* _EXERCISE_: Once the images are set aside, print the remaining lines below exactly.

* _RECORDS FOR THIS EXERCISE_:
======

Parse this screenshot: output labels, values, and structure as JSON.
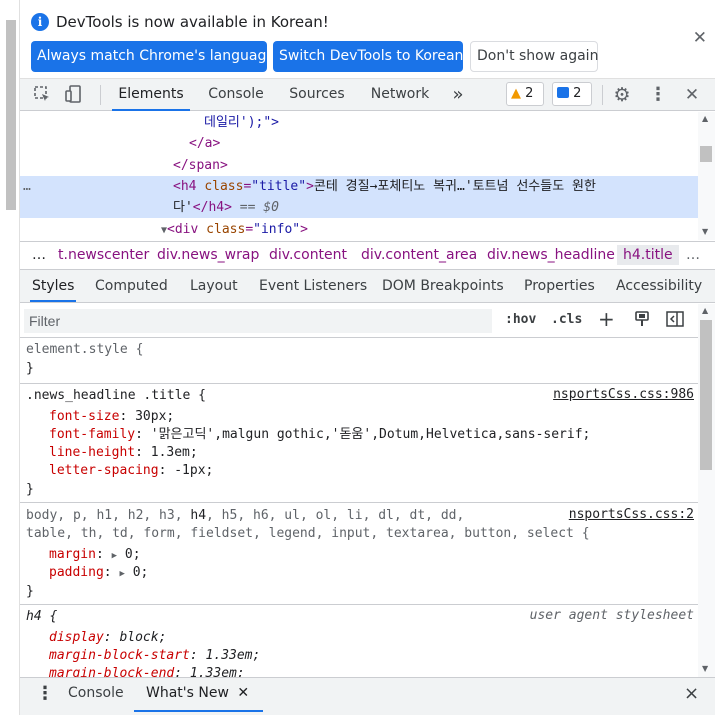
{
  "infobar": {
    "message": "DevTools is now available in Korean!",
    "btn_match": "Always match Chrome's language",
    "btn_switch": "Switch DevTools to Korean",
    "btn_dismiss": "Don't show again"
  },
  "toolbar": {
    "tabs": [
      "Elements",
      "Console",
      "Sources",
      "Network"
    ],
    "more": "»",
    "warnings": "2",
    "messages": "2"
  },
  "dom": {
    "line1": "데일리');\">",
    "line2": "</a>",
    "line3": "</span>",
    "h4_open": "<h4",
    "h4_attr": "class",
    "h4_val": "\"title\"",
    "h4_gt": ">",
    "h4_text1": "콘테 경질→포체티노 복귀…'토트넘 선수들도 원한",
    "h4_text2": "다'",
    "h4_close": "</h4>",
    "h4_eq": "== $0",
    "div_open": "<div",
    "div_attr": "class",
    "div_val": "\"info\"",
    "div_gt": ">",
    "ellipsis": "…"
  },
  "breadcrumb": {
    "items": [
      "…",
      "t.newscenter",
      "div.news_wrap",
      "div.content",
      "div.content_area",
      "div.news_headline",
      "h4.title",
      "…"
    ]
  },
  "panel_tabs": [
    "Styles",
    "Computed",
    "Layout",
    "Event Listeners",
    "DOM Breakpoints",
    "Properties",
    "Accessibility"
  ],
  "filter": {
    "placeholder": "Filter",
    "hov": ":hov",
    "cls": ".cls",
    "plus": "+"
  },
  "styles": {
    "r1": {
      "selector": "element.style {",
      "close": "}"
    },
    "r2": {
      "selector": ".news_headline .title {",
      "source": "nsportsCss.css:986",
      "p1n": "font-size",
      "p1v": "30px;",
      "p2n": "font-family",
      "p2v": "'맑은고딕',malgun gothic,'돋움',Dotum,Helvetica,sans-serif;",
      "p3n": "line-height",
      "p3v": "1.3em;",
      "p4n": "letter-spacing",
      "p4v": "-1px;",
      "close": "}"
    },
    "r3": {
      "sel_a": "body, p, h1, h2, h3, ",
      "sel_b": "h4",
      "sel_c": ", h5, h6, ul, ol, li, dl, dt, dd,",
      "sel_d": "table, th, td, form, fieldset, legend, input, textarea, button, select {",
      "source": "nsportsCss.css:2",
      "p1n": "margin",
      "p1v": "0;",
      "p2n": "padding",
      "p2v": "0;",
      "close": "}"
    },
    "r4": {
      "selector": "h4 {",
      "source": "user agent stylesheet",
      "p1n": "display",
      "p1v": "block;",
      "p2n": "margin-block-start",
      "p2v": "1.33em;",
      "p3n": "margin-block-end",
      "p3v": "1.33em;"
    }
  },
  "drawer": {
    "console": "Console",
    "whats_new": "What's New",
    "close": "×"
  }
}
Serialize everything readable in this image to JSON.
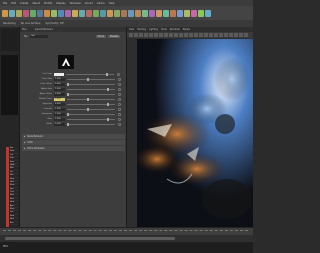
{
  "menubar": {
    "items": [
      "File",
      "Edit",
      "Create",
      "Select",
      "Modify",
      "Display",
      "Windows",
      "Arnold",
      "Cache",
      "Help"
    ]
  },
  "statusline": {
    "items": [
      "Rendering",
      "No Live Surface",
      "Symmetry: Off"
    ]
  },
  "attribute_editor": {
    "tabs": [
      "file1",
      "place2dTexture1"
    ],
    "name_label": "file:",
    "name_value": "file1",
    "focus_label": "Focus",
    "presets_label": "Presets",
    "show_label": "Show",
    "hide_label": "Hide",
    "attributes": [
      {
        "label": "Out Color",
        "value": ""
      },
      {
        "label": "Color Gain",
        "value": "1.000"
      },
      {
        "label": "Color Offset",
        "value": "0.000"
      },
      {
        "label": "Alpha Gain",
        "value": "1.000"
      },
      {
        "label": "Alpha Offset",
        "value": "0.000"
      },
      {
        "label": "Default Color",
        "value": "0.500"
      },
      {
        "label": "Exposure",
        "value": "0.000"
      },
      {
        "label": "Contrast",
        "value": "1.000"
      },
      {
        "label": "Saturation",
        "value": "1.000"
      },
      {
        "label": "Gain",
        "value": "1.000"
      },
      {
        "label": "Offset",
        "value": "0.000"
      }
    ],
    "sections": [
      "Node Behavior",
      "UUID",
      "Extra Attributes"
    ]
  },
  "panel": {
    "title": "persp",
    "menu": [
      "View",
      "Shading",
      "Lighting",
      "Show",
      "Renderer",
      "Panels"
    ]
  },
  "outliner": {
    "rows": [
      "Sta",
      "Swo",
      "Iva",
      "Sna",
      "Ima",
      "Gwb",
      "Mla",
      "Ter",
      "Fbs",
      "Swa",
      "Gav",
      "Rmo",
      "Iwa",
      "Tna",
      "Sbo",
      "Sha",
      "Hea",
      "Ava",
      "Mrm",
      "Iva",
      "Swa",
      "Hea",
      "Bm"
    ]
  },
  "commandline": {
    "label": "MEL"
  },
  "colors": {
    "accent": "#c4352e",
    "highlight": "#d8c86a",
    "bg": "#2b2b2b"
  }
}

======

* _RESPONSE TO THE EXERCISE_:
Parse this screenshot: output labels, values, and structure as JSON.
{
  "infobar": {
    "message": "DevTools is now available in Korean!",
    "btn_match": "Always match Chrome's language",
    "btn_switch": "Switch DevTools to Korean",
    "btn_dismiss": "Don't show again"
  },
  "toolbar": {
    "tabs": [
      "Elements",
      "Console",
      "Sources",
      "Network"
    ],
    "more": "»",
    "warnings": "2",
    "messages": "2"
  },
  "dom": {
    "line1": "데일리');\">",
    "line2": "</a>",
    "line3": "</span>",
    "h4_open": "<h4",
    "h4_attr": "class",
    "h4_val": "\"title\"",
    "h4_gt": ">",
    "h4_text1": "콘테 경질→포체티노 복귀…'토트넘 선수들도 원한",
    "h4_text2": "다'",
    "h4_close": "</h4>",
    "h4_eq": "== $0",
    "div_open": "<div",
    "div_attr": "class",
    "div_val": "\"info\"",
    "div_gt": ">",
    "ellipsis": "…"
  },
  "breadcrumb": {
    "items": [
      "…",
      "t.newscenter",
      "div.news_wrap",
      "div.content",
      "div.content_area",
      "div.news_headline",
      "h4.title",
      "…"
    ]
  },
  "panel_tabs": [
    "Styles",
    "Computed",
    "Layout",
    "Event Listeners",
    "DOM Breakpoints",
    "Properties",
    "Accessibility"
  ],
  "filter": {
    "placeholder": "Filter",
    "hov": ":hov",
    "cls": ".cls",
    "plus": "+"
  },
  "styles": {
    "r1": {
      "selector": "element.style {",
      "close": "}"
    },
    "r2": {
      "selector": ".news_headline .title {",
      "source": "nsportsCss.css:986",
      "p1n": "font-size",
      "p1v": "30px;",
      "p2n": "font-family",
      "p2v": "'맑은고딕',malgun gothic,'돋움',Dotum,Helvetica,sans-serif;",
      "p3n": "line-height",
      "p3v": "1.3em;",
      "p4n": "letter-spacing",
      "p4v": "-1px;",
      "close": "}"
    },
    "r3": {
      "sel_a": "body, p, h1, h2, h3, ",
      "sel_b": "h4",
      "sel_c": ", h5, h6, ul, ol, li, dl, dt, dd,",
      "sel_d": "table, th, td, form, fieldset, legend, input, textarea, button, select {",
      "source": "nsportsCss.css:2",
      "p1n": "margin",
      "p1v": "0;",
      "p2n": "padding",
      "p2v": "0;",
      "close": "}"
    },
    "r4": {
      "selector": "h4 {",
      "source": "user agent stylesheet",
      "p1n": "display",
      "p1v": "block;",
      "p2n": "margin-block-start",
      "p2v": "1.33em;",
      "p3n": "margin-block-end",
      "p3v": "1.33em;"
    }
  },
  "drawer": {
    "console": "Console",
    "whats_new": "What's New",
    "close": "×"
  }
}
Serialize everything readable in this image to JSON.
{
  "menubar": {
    "items": [
      "File",
      "Edit",
      "Create",
      "Select",
      "Modify",
      "Display",
      "Windows",
      "Arnold",
      "Cache",
      "Help"
    ]
  },
  "statusline": {
    "items": [
      "Rendering",
      "No Live Surface",
      "Symmetry: Off"
    ]
  },
  "attribute_editor": {
    "tabs": [
      "file1",
      "place2dTexture1"
    ],
    "name_label": "file:",
    "name_value": "file1",
    "focus_label": "Focus",
    "presets_label": "Presets",
    "show_label": "Show",
    "hide_label": "Hide",
    "attributes": [
      {
        "label": "Out Color",
        "value": ""
      },
      {
        "label": "Color Gain",
        "value": "1.000"
      },
      {
        "label": "Color Offset",
        "value": "0.000"
      },
      {
        "label": "Alpha Gain",
        "value": "1.000"
      },
      {
        "label": "Alpha Offset",
        "value": "0.000"
      },
      {
        "label": "Default Color",
        "value": "0.500"
      },
      {
        "label": "Exposure",
        "value": "0.000"
      },
      {
        "label": "Contrast",
        "value": "1.000"
      },
      {
        "label": "Saturation",
        "value": "1.000"
      },
      {
        "label": "Gain",
        "value": "1.000"
      },
      {
        "label": "Offset",
        "value": "0.000"
      }
    ],
    "sections": [
      "Node Behavior",
      "UUID",
      "Extra Attributes"
    ]
  },
  "panel": {
    "title": "persp",
    "menu": [
      "View",
      "Shading",
      "Lighting",
      "Show",
      "Renderer",
      "Panels"
    ]
  },
  "outliner": {
    "rows": [
      "Sta",
      "Swo",
      "Iva",
      "Sna",
      "Ima",
      "Gwb",
      "Mla",
      "Ter",
      "Fbs",
      "Swa",
      "Gav",
      "Rmo",
      "Iwa",
      "Tna",
      "Sbo",
      "Sha",
      "Hea",
      "Ava",
      "Mrm",
      "Iva",
      "Swa",
      "Hea",
      "Bm"
    ]
  },
  "commandline": {
    "label": "MEL"
  },
  "colors": {
    "accent": "#c4352e",
    "highlight": "#d8c86a",
    "bg": "#2b2b2b"
  }
}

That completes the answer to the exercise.